Stanford did some really interesting stuff with routes on this play. The Cardinal ran a double-shallow cross combination with Jay Tyler dragging across one receiver and then undercutting a second receiver, in this case Paxton Segina. All the traffic frees up Segina, and Costello hits him on the cross for an eight-yard gain. K.J. looked poised on the play.
Release Time: 2.51
Costello runs play action again, and then misses Harrington on a medium cross. This pass had too much heat on it, but the window was tight, and again K.J. had good feet on this play.
On his next dropback, Costello is sacked by Mike Tyler, who had a fantastic game. He beat Devery Hamilton, who did not. The play was over in 2.43 seconds, so again, this really wasn’t K.J.’s fault.
The next step was a fumbled exchange. Clearly, nothing to like here, although at least Costello fell on the ball.
Release Time: 3.51
Costello is forced to step up after going through his progressions and hits Scooter Harrington on a shovel pass, for which Harrington paid a severe price. Scooter was popped pretty good on this play, but Costello showed some creativity and again, some decent poise in delivering him the ball.

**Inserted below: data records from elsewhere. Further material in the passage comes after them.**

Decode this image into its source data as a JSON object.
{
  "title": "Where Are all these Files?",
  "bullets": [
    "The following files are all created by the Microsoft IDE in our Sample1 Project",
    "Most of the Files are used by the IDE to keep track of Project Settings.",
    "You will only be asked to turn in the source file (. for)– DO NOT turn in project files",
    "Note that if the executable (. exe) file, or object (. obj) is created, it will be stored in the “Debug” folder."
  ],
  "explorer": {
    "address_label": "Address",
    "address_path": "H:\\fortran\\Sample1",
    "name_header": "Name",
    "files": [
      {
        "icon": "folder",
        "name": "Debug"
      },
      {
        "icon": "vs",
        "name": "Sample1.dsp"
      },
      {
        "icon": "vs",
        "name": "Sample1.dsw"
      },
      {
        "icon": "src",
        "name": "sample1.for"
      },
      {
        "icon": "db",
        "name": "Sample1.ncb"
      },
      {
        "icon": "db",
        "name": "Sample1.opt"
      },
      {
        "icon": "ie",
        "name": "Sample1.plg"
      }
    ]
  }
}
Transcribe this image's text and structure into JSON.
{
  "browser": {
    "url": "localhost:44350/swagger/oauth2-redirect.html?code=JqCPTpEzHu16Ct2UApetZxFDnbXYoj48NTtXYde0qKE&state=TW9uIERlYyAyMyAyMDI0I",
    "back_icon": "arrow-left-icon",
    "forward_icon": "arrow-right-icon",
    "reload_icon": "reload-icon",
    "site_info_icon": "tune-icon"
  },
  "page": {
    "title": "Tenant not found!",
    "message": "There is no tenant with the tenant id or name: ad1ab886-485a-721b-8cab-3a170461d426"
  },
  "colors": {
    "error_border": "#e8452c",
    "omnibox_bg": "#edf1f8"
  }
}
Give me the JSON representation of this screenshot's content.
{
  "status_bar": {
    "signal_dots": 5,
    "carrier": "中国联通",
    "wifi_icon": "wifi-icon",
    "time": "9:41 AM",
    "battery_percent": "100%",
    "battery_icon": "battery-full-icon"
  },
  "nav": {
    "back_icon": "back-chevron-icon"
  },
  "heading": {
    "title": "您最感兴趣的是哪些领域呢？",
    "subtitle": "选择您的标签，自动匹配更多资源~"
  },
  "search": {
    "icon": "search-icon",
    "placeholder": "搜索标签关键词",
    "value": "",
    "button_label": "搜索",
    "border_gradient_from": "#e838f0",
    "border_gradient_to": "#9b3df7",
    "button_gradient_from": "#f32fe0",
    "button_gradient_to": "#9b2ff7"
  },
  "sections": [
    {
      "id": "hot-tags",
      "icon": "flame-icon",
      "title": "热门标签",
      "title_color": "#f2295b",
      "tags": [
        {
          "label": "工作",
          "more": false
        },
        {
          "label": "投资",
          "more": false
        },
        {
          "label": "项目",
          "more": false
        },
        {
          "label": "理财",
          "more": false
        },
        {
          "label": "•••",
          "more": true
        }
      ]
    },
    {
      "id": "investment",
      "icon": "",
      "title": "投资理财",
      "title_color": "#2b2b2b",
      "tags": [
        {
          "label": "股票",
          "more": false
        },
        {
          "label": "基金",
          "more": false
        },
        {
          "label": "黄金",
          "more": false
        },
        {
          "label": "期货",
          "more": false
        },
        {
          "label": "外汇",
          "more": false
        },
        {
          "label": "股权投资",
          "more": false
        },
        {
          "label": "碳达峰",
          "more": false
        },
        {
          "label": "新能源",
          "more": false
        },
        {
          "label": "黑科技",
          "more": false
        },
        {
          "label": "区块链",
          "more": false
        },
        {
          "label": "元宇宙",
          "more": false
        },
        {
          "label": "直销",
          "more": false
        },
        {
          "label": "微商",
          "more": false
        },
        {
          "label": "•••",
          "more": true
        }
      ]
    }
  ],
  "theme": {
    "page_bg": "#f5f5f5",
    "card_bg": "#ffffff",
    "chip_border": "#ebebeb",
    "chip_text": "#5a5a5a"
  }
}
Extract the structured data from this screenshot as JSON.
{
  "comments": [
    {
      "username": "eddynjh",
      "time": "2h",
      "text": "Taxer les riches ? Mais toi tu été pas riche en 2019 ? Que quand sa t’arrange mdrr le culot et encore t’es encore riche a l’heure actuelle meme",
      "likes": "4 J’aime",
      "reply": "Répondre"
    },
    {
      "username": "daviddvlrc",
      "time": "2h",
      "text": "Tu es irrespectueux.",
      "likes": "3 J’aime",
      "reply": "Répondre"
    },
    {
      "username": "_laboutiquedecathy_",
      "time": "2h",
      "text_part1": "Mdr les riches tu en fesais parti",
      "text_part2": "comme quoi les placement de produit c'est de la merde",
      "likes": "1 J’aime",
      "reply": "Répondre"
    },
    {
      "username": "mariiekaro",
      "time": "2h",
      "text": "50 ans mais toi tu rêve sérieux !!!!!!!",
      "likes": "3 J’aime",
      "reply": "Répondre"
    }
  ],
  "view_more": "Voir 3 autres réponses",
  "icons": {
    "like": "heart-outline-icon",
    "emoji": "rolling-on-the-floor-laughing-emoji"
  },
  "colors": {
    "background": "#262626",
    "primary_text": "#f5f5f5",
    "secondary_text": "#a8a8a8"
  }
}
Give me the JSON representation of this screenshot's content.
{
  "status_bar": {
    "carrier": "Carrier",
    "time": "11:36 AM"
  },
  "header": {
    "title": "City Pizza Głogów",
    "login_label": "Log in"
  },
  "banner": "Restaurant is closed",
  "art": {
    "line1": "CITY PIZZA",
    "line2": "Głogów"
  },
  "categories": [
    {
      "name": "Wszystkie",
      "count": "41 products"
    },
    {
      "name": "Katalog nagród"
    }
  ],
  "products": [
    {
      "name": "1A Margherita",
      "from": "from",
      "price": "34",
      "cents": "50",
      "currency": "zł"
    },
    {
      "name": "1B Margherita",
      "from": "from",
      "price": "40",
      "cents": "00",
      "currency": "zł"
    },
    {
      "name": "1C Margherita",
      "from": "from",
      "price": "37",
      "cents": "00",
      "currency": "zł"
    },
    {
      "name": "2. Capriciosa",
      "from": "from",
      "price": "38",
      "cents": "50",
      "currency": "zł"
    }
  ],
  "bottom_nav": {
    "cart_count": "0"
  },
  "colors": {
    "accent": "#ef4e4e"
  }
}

Costello was sacked in 2.34 seconds.
Release Time: 2.21
Costello makes a big boy throw here, hitting Irwin on a deep out to the right side. The play picks up 13 yards but of course the ball traveled far further than that. Costello had his ups and downs, but he finished with arguably his two best throws of the day.
Release Time: 2.18
From the defense’s 20, Costello let loose his best throw of the day, a gorgeous pass with just enough arc and perfect placement down the left sideline right over Arcega-Whiteside’s shoulder. J.J. could only offer with one hand because his right hand was being held. The play resulted in an incompletion and a pass interference, but it was a great touch pass thrown on balance from Costello.
So obviously the missed throws need to be cleaned up, as does the botched snap. However, Costello made quick, decisive, and good decisions with the ball the vast majority of the day. His mechanics were tight and consistent, which offers hope that the accuracy will come along with reps. He looked comfortable in the pocket, and I’m sure after the coaches saw the film they remained convicted that K.J. is still very much a viable contender for playing time as we creep closer to the 2017 season opener. It’s anybody’s guess how this is all going to shake out, but nothing happened on Saturday (on second look) to suggest there won’t be at least three viable options at quarterback for the Cardinal.